The UK is a nation of two-track cities divided into those that have achieved dynamic economic growth over the past ten years and those who have not according to a new report out from the Institute of Public Policy Research (IPPR).
Maintaining growth, creating opportunities for all and encouraging the skills, knowledge and innovation needed to create dynamic cities was emphasised strongly within the paper. It suggests that cities lead the national economy, opposed to vice versa. There is a small mention on transport in the report, along similar lines to the IPPR’s agglomeration report published a couple of months back (See previous blog posting), the general gist being that better transport helps increase economic flows;
“Transport improvements and inter-urban cooperation can increase the economic benefits derived from proximity and density. Reducing travel times and increasing the frequency of transport services can produce agglomeration economies that can increase productivity in the city economy. This is particularly relevant for regional clusters of small or medium-sized cities and large towns, or where there is no dominant urban core”
Two Track Cities: The challenge of sustaining growth and building opportunity (July, 2007) p.11

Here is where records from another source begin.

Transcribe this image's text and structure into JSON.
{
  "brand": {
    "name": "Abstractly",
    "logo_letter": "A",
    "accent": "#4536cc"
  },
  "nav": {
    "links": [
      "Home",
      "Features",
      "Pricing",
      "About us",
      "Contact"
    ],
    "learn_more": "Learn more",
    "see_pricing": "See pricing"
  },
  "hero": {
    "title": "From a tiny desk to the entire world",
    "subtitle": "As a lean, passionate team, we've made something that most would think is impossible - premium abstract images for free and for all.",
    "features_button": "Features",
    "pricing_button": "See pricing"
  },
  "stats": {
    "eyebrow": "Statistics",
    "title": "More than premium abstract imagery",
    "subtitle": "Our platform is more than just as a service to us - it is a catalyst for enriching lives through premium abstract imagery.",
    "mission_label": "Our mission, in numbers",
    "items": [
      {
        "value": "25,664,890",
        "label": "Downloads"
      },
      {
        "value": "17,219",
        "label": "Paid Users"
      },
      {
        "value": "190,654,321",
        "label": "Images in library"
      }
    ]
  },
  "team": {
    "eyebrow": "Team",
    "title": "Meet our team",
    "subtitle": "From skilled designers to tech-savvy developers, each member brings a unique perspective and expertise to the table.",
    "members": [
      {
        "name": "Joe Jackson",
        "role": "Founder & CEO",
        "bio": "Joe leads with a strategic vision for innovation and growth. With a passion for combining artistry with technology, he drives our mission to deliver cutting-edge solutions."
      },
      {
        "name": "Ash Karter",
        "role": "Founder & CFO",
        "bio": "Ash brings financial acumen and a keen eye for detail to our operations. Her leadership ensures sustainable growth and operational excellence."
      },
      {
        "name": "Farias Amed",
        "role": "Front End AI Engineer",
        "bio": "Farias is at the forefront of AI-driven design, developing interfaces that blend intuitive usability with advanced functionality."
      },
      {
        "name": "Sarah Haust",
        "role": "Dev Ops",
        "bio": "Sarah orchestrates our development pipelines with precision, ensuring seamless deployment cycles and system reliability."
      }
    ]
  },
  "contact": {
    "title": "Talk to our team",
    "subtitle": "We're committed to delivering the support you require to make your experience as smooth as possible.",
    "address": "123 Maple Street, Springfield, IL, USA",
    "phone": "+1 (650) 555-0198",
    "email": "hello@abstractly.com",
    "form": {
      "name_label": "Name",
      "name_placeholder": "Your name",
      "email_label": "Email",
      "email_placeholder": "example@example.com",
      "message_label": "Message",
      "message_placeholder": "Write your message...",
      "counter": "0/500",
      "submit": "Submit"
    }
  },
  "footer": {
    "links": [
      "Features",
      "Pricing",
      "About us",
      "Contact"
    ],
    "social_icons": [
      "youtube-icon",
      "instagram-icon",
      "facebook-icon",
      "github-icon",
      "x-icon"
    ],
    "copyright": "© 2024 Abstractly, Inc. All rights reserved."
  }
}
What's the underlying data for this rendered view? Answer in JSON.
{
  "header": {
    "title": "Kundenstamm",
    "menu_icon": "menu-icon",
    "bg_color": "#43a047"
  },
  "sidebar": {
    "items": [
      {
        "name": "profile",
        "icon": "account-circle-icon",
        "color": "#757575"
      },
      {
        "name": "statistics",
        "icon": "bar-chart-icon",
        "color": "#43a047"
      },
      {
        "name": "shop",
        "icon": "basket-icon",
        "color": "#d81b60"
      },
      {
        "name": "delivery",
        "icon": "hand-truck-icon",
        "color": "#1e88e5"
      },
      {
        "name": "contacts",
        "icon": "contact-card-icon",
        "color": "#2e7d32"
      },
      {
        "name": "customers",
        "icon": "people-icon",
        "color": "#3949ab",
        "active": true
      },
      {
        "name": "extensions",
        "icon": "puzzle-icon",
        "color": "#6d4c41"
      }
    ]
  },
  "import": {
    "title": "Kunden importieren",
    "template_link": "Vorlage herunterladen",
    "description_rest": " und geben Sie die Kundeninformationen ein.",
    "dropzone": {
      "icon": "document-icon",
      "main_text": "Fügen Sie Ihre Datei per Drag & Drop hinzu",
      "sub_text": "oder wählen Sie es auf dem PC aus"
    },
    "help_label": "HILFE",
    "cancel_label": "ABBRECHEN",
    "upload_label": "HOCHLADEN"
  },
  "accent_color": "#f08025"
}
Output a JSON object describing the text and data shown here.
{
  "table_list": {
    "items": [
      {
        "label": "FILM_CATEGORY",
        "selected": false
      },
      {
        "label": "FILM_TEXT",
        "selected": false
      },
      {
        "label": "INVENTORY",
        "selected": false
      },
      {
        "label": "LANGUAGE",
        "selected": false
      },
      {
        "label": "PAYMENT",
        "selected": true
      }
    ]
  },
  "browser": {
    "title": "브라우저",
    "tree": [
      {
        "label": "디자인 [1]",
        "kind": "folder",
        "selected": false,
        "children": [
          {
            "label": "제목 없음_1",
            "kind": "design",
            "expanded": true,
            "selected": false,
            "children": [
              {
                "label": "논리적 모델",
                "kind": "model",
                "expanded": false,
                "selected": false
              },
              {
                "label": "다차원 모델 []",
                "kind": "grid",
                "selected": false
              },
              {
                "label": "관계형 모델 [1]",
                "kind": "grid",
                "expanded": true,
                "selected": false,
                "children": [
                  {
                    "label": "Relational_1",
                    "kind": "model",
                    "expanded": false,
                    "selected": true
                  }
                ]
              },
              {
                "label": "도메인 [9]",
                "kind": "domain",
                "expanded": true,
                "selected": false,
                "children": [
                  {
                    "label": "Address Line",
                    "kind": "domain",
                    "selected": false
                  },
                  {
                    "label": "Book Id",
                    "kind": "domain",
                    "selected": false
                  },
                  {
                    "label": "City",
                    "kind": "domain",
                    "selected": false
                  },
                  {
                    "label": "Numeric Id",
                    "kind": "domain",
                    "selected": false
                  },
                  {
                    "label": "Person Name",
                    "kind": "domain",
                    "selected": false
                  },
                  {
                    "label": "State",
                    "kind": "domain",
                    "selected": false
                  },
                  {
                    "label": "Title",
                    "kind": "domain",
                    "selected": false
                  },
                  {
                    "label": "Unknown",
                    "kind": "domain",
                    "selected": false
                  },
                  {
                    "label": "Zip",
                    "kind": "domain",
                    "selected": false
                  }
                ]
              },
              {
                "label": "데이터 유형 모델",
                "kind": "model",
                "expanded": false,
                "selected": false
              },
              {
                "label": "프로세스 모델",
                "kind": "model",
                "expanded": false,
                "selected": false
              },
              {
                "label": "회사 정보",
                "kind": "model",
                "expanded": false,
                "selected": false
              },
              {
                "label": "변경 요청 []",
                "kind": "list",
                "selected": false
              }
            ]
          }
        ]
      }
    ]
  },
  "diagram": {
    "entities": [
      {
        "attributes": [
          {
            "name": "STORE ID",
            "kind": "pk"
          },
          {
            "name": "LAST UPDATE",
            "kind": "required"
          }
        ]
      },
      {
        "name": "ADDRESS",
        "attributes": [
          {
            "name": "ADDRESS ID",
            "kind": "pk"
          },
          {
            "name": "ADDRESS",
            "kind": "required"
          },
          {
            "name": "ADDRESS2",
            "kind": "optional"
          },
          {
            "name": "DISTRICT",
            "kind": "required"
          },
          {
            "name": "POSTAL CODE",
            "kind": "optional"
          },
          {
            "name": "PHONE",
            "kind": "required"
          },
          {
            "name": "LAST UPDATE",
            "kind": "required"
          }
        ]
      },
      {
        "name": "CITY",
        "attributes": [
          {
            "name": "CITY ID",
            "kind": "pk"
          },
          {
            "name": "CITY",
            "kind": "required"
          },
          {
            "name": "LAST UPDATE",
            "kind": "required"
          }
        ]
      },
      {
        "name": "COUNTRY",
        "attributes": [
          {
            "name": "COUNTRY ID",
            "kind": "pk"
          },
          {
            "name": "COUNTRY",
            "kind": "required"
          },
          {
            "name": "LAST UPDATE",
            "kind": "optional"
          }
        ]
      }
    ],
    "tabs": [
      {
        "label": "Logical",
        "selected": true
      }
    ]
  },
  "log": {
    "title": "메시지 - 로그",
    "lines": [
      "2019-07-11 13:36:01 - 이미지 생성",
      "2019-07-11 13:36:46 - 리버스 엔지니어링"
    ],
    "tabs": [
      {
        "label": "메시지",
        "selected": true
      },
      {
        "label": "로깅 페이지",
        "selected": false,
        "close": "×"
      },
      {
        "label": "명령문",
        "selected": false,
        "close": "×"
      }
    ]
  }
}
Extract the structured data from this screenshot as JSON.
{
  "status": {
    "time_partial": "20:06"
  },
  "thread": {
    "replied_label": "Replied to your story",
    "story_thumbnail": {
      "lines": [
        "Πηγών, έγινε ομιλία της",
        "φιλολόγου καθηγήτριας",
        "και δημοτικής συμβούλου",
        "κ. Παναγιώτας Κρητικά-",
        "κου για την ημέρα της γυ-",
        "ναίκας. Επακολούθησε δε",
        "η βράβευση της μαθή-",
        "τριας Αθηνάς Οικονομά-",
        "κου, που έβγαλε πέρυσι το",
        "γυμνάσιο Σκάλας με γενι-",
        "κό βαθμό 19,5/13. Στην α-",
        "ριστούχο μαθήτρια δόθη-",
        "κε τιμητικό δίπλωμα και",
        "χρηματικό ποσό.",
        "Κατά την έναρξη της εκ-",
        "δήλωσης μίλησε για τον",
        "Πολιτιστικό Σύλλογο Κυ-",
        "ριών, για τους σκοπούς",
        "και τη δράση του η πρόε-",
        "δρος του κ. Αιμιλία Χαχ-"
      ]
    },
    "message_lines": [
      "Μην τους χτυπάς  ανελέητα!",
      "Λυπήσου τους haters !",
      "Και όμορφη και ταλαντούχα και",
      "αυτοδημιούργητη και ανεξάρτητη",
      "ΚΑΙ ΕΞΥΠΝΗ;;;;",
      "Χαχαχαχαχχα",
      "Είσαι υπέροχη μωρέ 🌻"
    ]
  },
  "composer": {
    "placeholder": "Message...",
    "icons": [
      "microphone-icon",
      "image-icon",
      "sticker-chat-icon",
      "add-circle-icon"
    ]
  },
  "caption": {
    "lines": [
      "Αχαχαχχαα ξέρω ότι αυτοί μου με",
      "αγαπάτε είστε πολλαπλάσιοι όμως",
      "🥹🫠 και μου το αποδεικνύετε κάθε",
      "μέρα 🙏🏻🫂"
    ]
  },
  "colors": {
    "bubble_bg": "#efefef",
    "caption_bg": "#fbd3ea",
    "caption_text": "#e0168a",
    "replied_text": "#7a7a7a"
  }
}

Transport is an important aspect of keeping cities vibrant and it is encouraging to see that it is being included within a wider report on the issue of city economic development, albeit a small paragraph. Eddington views appear to have filtered into policy development to a reasonable degree giving hope that the UK can catch up on its infrastructure deficit in future years. Government response to this report has been rather defensive, but applause should be given to the IPPR for highlighting how equal economic development for all UK cities can be successfully secured.